Become a diarist for Offaly Archives – help us record the history of the coronavirus pandemic in Offaly

And now to the present day. We are living in extraordinary times – a moment in history that will be remembered forever. Just as historians and scientists today have learnt from the contemporary accounts kept during the 1918 Spanish flu pandemic, we can ensure that the experience of Covid-19 in Offaly is documented for future researchers.

How can I help?
Keep a diary, as simple or as detailed as you like, recording your everyday lived experience in Offaly during the pandemic. You can make it anonymous or personal. We will preserve it forever in Offaly Archives.

What will I write about?
No detail is too big or too small. How is the situation affecting you, your friends and family? What is the weather like? Do you have any observations on nature/wildlife? How are you spending each day? What are you eating/cooking? What can you buy or not buy in the shops? What do you miss doing? Are you able to continue with your work/hobbies? How has your schooling or university education been affected?

Who can take part?
Anyone can take part from all walks of life and all ages, including children.

Your diary can be in electronic format (for example, a Word document) or hand-written on any type of paper. You can submit photographs of your street/area, or maybe an oral-history recording.

How will I send it in?
When the time is right we will let you know through the newsletter, on our website and through social media how to submit your diaries to the archives.

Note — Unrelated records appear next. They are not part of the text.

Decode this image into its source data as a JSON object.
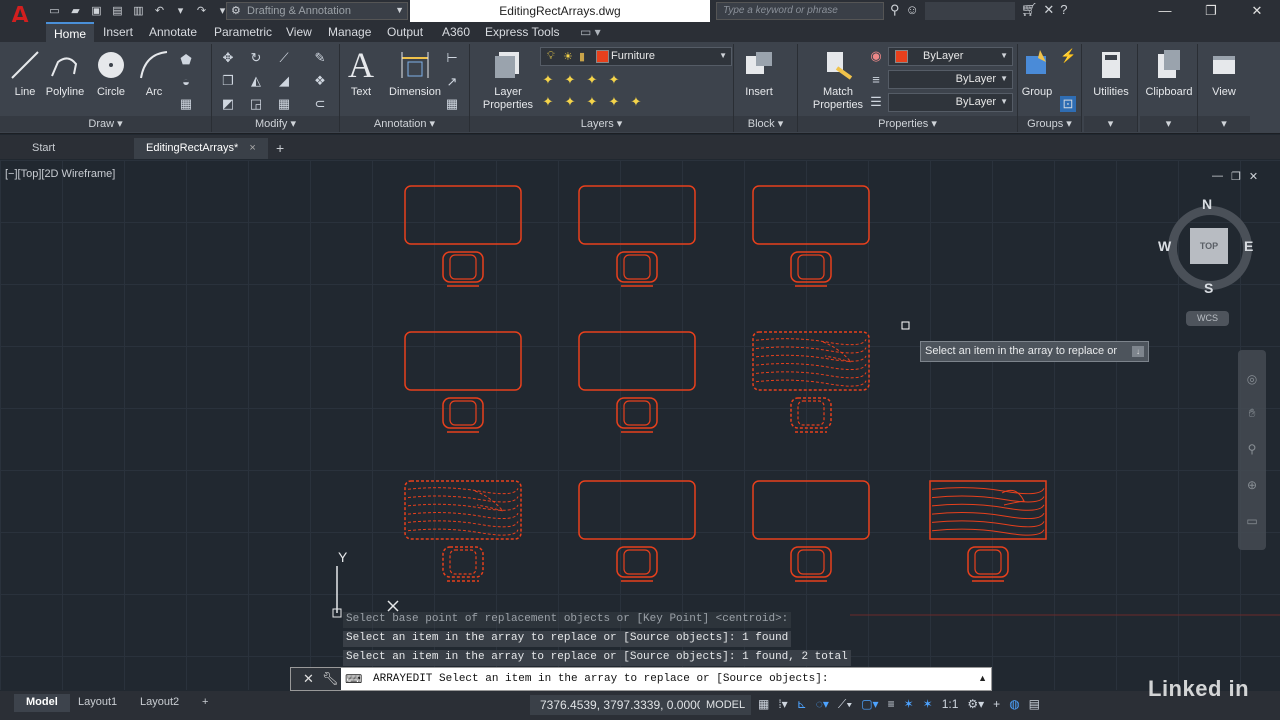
{
  "app": {
    "logo_letter": "A",
    "workspace": "Drafting & Annotation",
    "document_title": "EditingRectArrays.dwg",
    "search_placeholder": "Type a keyword or phrase"
  },
  "ribbon_tabs": [
    "Home",
    "Insert",
    "Annotate",
    "Parametric",
    "View",
    "Manage",
    "Output",
    "A360",
    "Express Tools"
  ],
  "ribbon": {
    "draw": {
      "buttons": [
        "Line",
        "Polyline",
        "Circle",
        "Arc"
      ],
      "footer": "Draw ▾"
    },
    "modify": {
      "footer": "Modify ▾"
    },
    "annotation": {
      "buttons": [
        "Text",
        "Dimension"
      ],
      "footer": "Annotation ▾"
    },
    "layers": {
      "button": "Layer Properties",
      "current_layer": "Furniture",
      "footer": "Layers ▾"
    },
    "block": {
      "button": "Insert",
      "footer": "Block ▾"
    },
    "properties": {
      "button": "Match Properties",
      "color": "ByLayer",
      "linetype": "ByLayer",
      "lineweight": "ByLayer",
      "footer": "Properties ▾"
    },
    "groups": {
      "button": "Group",
      "footer": "Groups ▾"
    },
    "utilities": {
      "button": "Utilities"
    },
    "clipboard": {
      "button": "Clipboard"
    },
    "view": {
      "button": "View"
    }
  },
  "file_tabs": [
    {
      "label": "Start"
    },
    {
      "label": "EditingRectArrays*"
    }
  ],
  "viewport": {
    "label": "[−][Top][2D Wireframe]",
    "viewcube": {
      "top": "TOP",
      "n": "N",
      "s": "S",
      "e": "E",
      "w": "W",
      "wcs": "WCS"
    }
  },
  "ucs": {
    "y_label": "Y"
  },
  "drawing": {
    "line_color": "#e8401c",
    "array": {
      "rows": 3,
      "columns": 3
    },
    "replaced_items": [
      {
        "row": 2,
        "column": 3,
        "desk": "wood",
        "chair": "dashed"
      },
      {
        "row": 3,
        "column": 1,
        "desk": "wood",
        "chair": "dashed"
      }
    ],
    "source_object": {
      "desk": "wood",
      "chair": "solid"
    }
  },
  "tooltip": "Select an item in the array to replace or",
  "command_history": [
    "Select base point of replacement objects or [Key Point] <centroid>:",
    "Select an item in the array to replace or [Source objects]: 1 found",
    "Select an item in the array to replace or [Source objects]: 1 found, 2 total"
  ],
  "command_line": "ARRAYEDIT Select an item in the array to replace or [Source objects]:",
  "layout_tabs": [
    "Model",
    "Layout1",
    "Layout2"
  ],
  "status": {
    "coordinates": "7376.4539, 3797.3339, 0.0000",
    "model": "MODEL",
    "scale": "1:1"
  },
  "watermark": "Linked in"
}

What will happen my diary in the Archives?
All diaries will be treated sensitively. Archives, such as a diary with personal information, are often closed from access for a long period of time. When this period of time elapses, a diary can become a valuable record with a wider significance. For future generations, it can become an important historical source.

Twitter: @offalyarchives for future updates.